by Walter Chaw Barry Jenkins's If Beale Street Could Talk evokes Wallace Stevens's "The Snowman" and its idea of nothing beholding the nothing that is there and the nothing that isn't. It is all of the delirious, sublime rapture of falling in love; and it is all of the terrible fear of losing love to a capricious world that's rooting against you and rooting hard. The lips that would kiss are the same that form prayers to broken stones. If Beale Street Could Talk is about race and it's about sex--gender, somewhat, but more about how sex is politicized, used as a verb and an adjective, and there in the touch a sculptor gives his creation or lips give a cigarette.
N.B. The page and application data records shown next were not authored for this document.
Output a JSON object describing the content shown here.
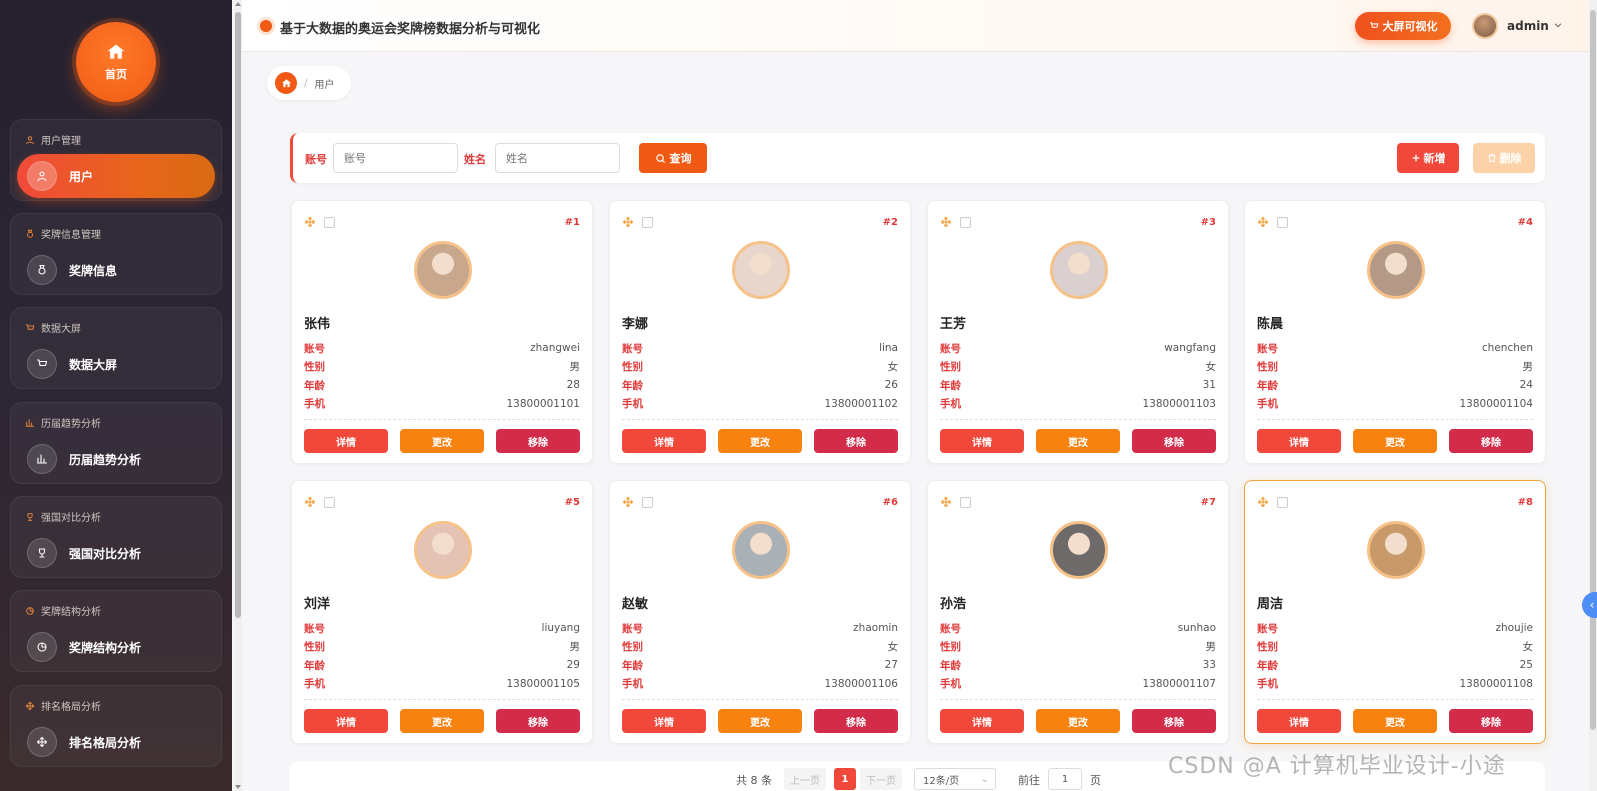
{
  "app": {
    "title": "基于大数据的奥运会奖牌榜数据分析与可视化",
    "big_screen_label": "大屏可视化",
    "user_name": "admin"
  },
  "sidebar": {
    "home_label": "首页",
    "groups": [
      {
        "title": "用户管理",
        "item": "用户",
        "icon": "user-icon",
        "active": true
      },
      {
        "title": "奖牌信息管理",
        "item": "奖牌信息",
        "icon": "medal-icon",
        "active": false
      },
      {
        "title": "数据大屏",
        "item": "数据大屏",
        "icon": "cart-icon",
        "active": false
      },
      {
        "title": "历届趋势分析",
        "item": "历届趋势分析",
        "icon": "trend-icon",
        "active": false
      },
      {
        "title": "强国对比分析",
        "item": "强国对比分析",
        "icon": "trophy-icon",
        "active": false
      },
      {
        "title": "奖牌结构分析",
        "item": "奖牌结构分析",
        "icon": "pie-icon",
        "active": false
      },
      {
        "title": "排名格局分析",
        "item": "排名格局分析",
        "icon": "move-icon",
        "active": false
      }
    ]
  },
  "breadcrumb": {
    "current": "用户",
    "separator": "/"
  },
  "search": {
    "account_label": "账号",
    "account_placeholder": "账号",
    "name_label": "姓名",
    "name_placeholder": "姓名",
    "query_label": "查询",
    "add_label": "新增",
    "delete_label": "删除"
  },
  "card_labels": {
    "account": "账号",
    "gender": "性别",
    "age": "年龄",
    "phone": "手机",
    "detail": "详情",
    "edit": "更改",
    "remove": "移除"
  },
  "users": [
    {
      "index": "#1",
      "name": "张伟",
      "account": "zhangwei",
      "gender": "男",
      "age": "28",
      "phone": "13800001101",
      "avatar_color": "#c9a78c"
    },
    {
      "index": "#2",
      "name": "李娜",
      "account": "lina",
      "gender": "女",
      "age": "26",
      "phone": "13800001102",
      "avatar_color": "#e8d6cc"
    },
    {
      "index": "#3",
      "name": "王芳",
      "account": "wangfang",
      "gender": "女",
      "age": "31",
      "phone": "13800001103",
      "avatar_color": "#d9d0cf"
    },
    {
      "index": "#4",
      "name": "陈晨",
      "account": "chenchen",
      "gender": "男",
      "age": "24",
      "phone": "13800001104",
      "avatar_color": "#b49a86"
    },
    {
      "index": "#5",
      "name": "刘洋",
      "account": "liuyang",
      "gender": "男",
      "age": "29",
      "phone": "13800001105",
      "avatar_color": "#e4c2b4"
    },
    {
      "index": "#6",
      "name": "赵敏",
      "account": "zhaomin",
      "gender": "女",
      "age": "27",
      "phone": "13800001106",
      "avatar_color": "#a9b0b6"
    },
    {
      "index": "#7",
      "name": "孙浩",
      "account": "sunhao",
      "gender": "男",
      "age": "33",
      "phone": "13800001107",
      "avatar_color": "#6e6a6a"
    },
    {
      "index": "#8",
      "name": "周洁",
      "account": "zhoujie",
      "gender": "女",
      "age": "25",
      "phone": "13800001108",
      "avatar_color": "#c89a6a"
    }
  ],
  "pagination": {
    "total": "共 8 条",
    "prev": "上一页",
    "page": "1",
    "next": "下一页",
    "page_size": "12条/页",
    "goto": "前往",
    "goto_value": "1",
    "page_unit": "页"
  },
  "watermark": "CSDN @A 计算机毕业设计-小途",
  "colors": {
    "accent": "#f05a14",
    "danger": "#f0483a",
    "warning": "#f8820f",
    "remove": "#d22c4a"
  }
}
It's in the words that lovers old and new use together and it's in the sultry twilight where you can see the shape of your possible futures outlined as shadows against the exhaustion of another day. Baldwin's literature is seduction. His characters urge one another to listen and to use care when speaking. Words have meaning in Baldwin's world because in their interaction between the speaker and the listener, that's sex, too. He offers that there's harmony, even beauty, in the world, then shows the world in its bitterness and ugliness and challenges you to see it for yourself. I usually can't. Barry Jenkins, judging by the evidence of his films, can. It makes this adaptation by Jenkins of Baldwin's novel of the same name something a little like magic--you know, a little like sex.
Please note that all framegrabs are from the 1080p version
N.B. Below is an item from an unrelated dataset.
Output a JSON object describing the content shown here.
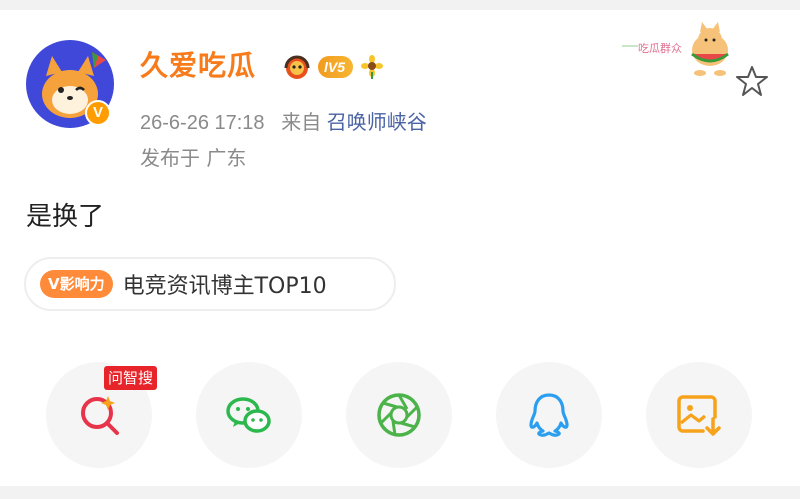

**½/**** Image A Sound A Extras B+ starring Jack Black, Cate Blanchett, Owen Vaccaro, Kyle MacLachlan screenplay by Eric Kripke, based on the novel by John Bellairs directed by Eli Roth
by Bryant Frazer What happens when Hollywood's foremost torture-porn impresario channels his inner child and goes into business with Amblin Entertainment as a director-for-hire on a kid-friendly adaptation of a young-adult thriller from the early-1970s? Well, you get something like Eli Roth's The House with a Clock in Its Walls--nobody's idea of an innovative masterpiece, but at least an unpretentious, lavishly-designed, and mischievously-executed spookshow. Adapted by "Supernatural" creator Eric Kripke from a novel written by John Bellairs and illustrated by none other than Edward Gorey, The House with a Clock in Its Walls is one of those sad-orphan-is-sent-away-to-live-with-a-distant-relative yarns that begins with a young boy's arrival in an unfamiliar city. Naturally, he becomes privy to magical goings-on that open a window on the wider, more dangerous world before him.